The Magic opened the drive up by attacking the edge, as a toss to Will Bauman netted 15 yards. Next play saw Bonk drop back to pass and find Laimer across the middle. He was able to turn upfield and get the Magic to the eight-yard line.
Again, the Magic went back to the edge. Bauman took a toss, ran through contact, and waltzed into the end zone to quickly tie the game up at 13.
The Magic defense, energized by the tied game, started controlling the game. They forced a three and out. The Magic fumbled. The defense forced another three and out. The Magic fumbled a punt snap and kicked it nowhere. Laimer bailed them out when he played Cambridge’s fade perfectly, jumping in front of the bigger receiver to earn an interception on their first play of the drive.
Again, the Magic struggled to get offense going, and again they saw a punt get partially blocked, setting Cambridge up at midfield with half of the fourth quarter already gone.
This time, the Magic defense bent. The Blue Jackets moved the ball all the way down to the six-yard line, before being pushed back to the 11 by an illegal procedure penalty. But still, Cambridge was staring at a 28-yard field goal for a kicker who had already made four from well outside of 30 yards season.
But with less than four minutes left, the Magic made another big play.
Will Bauman, who had lost a fumble and grown noticeably frustrated when he couldn’t reel in a couple of catchable balls in the second half, stepped up.
Bauman got a great jump and as he got around the left edge he sprawled out in front of the kick, taking it off the chest, and appearing to give the Magic that ever elusive momentum.
“Honestly, I thought we could block it,” said Telecky.
“But you couldn’t have written a better script,” he added, referencing Bauman’s prior frustration. “Big players make big plays.”

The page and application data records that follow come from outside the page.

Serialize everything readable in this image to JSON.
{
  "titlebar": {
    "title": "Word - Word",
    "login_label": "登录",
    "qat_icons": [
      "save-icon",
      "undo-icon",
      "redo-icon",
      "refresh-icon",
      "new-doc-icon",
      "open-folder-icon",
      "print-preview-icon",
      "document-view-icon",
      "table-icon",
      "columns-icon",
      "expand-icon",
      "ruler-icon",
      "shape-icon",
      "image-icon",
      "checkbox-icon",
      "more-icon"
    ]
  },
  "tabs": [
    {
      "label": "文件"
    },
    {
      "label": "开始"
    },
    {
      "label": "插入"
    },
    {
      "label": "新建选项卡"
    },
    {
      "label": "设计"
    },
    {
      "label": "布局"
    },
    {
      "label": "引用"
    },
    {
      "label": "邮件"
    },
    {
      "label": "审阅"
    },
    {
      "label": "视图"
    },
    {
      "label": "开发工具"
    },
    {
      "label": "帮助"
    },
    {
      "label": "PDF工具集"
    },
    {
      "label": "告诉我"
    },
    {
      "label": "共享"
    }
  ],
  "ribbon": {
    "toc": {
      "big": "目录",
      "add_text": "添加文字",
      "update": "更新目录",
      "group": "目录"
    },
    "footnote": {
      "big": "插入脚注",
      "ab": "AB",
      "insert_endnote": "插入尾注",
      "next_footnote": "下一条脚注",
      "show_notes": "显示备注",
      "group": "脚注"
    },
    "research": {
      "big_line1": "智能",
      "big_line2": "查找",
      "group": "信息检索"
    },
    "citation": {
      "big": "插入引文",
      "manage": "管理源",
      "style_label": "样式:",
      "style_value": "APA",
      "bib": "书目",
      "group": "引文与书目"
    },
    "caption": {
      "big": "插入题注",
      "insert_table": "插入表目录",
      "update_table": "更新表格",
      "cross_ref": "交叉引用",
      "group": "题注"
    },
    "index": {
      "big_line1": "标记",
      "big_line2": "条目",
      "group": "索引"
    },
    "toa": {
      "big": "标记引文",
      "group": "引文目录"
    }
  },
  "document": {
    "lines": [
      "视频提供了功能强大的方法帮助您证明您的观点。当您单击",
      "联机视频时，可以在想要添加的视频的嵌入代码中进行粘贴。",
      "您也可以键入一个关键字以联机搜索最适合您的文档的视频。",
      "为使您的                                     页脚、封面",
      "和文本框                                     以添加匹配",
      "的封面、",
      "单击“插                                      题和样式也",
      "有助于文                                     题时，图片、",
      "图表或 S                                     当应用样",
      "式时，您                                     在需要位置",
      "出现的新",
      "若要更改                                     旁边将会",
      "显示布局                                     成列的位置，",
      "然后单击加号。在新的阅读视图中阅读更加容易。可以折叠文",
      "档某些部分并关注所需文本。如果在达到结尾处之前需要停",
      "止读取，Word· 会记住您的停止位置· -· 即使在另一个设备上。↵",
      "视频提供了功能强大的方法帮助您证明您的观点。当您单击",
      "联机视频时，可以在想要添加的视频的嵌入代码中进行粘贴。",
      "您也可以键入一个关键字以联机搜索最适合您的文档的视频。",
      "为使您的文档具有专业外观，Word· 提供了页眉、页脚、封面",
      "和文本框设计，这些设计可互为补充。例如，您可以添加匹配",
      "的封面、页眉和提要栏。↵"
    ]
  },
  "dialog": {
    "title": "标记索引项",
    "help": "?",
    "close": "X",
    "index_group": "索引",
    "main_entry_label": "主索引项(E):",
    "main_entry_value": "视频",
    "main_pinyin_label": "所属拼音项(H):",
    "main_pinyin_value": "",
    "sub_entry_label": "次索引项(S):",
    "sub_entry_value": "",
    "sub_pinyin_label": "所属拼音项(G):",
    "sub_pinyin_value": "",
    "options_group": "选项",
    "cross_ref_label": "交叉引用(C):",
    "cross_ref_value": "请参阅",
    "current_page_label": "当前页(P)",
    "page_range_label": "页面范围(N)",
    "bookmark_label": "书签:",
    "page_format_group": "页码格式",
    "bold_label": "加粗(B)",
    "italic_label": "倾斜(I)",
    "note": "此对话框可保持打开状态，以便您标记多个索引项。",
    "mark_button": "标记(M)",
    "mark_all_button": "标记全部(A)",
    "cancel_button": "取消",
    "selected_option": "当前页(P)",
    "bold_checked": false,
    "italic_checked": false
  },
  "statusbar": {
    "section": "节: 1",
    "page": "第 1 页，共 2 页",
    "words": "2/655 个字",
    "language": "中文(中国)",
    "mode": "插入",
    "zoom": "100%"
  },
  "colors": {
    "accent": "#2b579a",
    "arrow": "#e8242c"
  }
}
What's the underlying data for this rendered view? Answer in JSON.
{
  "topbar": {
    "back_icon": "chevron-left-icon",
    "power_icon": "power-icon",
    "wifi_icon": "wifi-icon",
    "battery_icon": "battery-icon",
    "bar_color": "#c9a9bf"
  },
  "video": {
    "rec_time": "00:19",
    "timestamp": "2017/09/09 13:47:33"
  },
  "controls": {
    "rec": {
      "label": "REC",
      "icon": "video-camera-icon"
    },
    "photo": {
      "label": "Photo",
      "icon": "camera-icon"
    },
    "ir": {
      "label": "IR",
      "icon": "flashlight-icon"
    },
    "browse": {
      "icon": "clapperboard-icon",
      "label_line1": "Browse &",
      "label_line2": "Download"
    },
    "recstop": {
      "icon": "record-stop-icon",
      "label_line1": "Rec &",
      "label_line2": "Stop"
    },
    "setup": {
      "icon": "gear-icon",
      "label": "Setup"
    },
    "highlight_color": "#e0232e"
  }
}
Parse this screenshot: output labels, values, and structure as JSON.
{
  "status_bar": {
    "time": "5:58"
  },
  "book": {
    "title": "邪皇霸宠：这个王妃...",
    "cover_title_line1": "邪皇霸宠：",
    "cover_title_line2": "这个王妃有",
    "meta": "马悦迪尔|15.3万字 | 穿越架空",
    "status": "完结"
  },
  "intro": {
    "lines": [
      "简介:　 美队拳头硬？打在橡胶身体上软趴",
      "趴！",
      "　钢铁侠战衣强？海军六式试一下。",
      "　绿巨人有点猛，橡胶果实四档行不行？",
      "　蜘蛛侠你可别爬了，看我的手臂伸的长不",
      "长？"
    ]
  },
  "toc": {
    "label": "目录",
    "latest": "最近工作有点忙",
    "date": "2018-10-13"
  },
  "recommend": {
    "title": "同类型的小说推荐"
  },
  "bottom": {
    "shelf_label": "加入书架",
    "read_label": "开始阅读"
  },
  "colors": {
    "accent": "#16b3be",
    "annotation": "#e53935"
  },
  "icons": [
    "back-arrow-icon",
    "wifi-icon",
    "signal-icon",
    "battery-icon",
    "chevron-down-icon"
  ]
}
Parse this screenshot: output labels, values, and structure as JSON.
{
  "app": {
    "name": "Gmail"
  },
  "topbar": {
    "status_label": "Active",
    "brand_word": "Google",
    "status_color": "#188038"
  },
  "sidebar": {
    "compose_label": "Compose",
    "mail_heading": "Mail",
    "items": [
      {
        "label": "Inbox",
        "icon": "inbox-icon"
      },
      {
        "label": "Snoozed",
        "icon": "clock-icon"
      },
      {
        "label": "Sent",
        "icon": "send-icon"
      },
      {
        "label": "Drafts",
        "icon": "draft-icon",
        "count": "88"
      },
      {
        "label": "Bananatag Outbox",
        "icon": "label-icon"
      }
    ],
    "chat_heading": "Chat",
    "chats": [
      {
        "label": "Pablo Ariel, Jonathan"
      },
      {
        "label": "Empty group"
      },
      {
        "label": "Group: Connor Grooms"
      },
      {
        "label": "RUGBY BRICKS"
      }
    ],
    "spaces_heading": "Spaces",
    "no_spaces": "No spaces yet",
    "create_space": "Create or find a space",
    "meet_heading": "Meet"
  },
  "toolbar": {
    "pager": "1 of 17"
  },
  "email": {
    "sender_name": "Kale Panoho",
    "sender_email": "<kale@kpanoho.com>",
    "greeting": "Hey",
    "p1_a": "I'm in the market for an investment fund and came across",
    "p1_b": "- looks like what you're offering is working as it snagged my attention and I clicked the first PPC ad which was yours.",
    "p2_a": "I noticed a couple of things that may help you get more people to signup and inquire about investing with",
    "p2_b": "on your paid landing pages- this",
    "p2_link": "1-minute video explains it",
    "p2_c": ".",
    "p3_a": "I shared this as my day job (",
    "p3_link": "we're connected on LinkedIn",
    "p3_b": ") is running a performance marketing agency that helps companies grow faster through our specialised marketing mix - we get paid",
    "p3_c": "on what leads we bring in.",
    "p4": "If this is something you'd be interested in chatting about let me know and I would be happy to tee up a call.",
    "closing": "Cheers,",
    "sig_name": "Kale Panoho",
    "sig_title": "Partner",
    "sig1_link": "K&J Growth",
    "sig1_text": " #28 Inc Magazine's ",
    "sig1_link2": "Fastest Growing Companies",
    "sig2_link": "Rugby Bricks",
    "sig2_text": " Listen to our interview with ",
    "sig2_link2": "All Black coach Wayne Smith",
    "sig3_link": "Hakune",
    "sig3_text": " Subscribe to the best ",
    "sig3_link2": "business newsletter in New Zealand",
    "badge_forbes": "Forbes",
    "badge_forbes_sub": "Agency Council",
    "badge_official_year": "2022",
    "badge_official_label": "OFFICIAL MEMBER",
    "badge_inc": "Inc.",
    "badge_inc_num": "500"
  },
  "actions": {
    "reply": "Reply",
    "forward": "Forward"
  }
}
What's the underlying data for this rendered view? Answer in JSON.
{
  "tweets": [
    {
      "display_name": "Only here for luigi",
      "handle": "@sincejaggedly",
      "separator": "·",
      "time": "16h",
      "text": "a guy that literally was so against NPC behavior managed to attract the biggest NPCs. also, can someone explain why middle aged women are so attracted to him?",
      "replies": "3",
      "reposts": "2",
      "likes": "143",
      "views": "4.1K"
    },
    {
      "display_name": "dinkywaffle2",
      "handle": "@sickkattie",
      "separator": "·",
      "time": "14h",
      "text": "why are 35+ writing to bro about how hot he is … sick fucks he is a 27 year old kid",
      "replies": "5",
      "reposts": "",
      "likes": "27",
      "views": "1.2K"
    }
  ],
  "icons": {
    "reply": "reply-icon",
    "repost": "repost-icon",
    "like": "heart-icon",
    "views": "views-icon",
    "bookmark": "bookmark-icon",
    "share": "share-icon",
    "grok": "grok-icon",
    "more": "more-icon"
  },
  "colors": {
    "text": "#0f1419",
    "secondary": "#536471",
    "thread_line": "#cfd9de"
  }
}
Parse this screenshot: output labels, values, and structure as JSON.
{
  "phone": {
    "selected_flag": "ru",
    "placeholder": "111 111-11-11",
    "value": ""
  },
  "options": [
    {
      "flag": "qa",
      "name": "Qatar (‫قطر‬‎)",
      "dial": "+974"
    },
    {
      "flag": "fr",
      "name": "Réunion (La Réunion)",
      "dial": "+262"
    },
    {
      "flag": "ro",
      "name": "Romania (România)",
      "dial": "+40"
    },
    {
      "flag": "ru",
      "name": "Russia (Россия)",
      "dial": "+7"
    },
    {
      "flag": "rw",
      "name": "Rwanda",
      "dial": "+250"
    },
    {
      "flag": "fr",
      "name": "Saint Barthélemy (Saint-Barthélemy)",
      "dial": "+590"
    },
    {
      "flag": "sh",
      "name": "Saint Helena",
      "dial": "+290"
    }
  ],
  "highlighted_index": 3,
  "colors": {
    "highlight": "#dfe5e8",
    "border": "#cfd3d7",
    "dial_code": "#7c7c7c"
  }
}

With the clock winding down, and overtime appearing imminent, each team traded positions.
Then with less than two minutes left, the Magic got a spark from who else, Laimer. His second big punt return of the night set the Magic up at their own 44 with a minute and a half left on the clock.
Twice, Bonk hit Michael Witschen for big pass strike. The second came on a skinny post, as Bonk threw a bullet through a tight window that Witschen magically reeled in up against his back shoulder. The second play also got the Magic down to the 16-yard line. From there, Laimer did the rest.
“The kid’s all conference,” said Telecky. “He deserves it, and he showed everybody tonight why he is.”
There are few better than Laimer in the conference. But right now, there are none better than the Magic. At 3-0 they find themselves half a game in front of 2-0 Rogers.
“It means so much,” said Bonk, about moving to 3-0. “I don’t even have words to describe it right now. It’s amazing.”

Birk Olson breaks loose for a momentum turning 66-yard run in the first quarter Friday night.
Birk Olson breaks loose for a momentum turning 66-yard run in the first quarter Friday night.

Passing: Matt Bonk 12-23, 177 yards, 1 TD.
Receiving:  Hayden Laimer: 4-70, 1 TD; Will Bauman: 5-62; Michael Witschen: 3-47; Jack Fair 1-18.
Rushing: Birk Olson: 7 carries-72 yards; Will Bauman 10-51, 2 TD; Jake Olson: 11-26; Sam Johnson: 4-0.
Defensive: Witschen: 10 tackles; B. Olson: 10 tackles; Paul Fair: 10 tackles; J. Fair: 9 tackles; Sam Johnson: 9 tackles